● WHAT IS EXPECTED
Work through the data and report how many lines include the string "name", giving the number alone.

● GIVEN DATA

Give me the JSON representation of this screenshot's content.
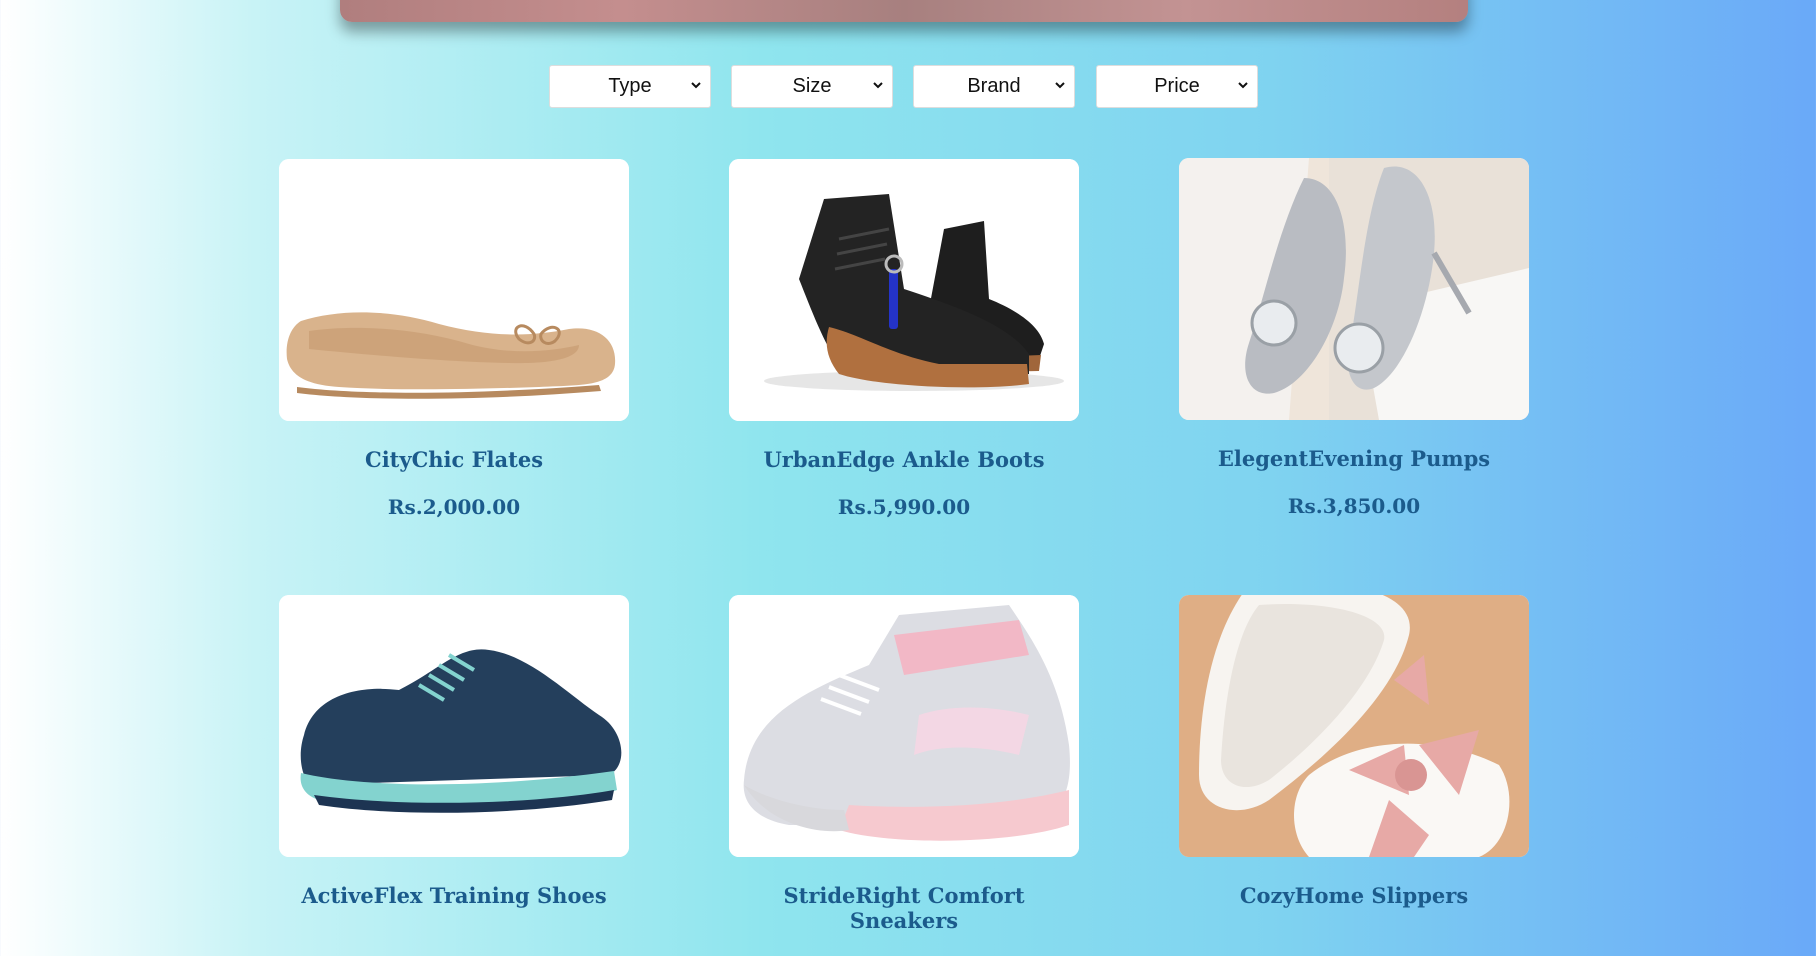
{
  "filters": [
    "Type",
    "Size",
    "Brand",
    "Price"
  ],
  "products": [
    {
      "name": "CityChic Flates",
      "price": "Rs.2,000.00"
    },
    {
      "name": "UrbanEdge Ankle Boots",
      "price": "Rs.5,990.00"
    },
    {
      "name": "ElegentEvening Pumps",
      "price": "Rs.3,850.00"
    },
    {
      "name": "ActiveFlex Training Shoes",
      "price": ""
    },
    {
      "name": "StrideRight Comfort Sneakers",
      "price": ""
    },
    {
      "name": "CozyHome Slippers",
      "price": ""
    }
  ],
  "colors": {
    "text": "#1b5b8c"
  }
}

● RESULT BELOW
6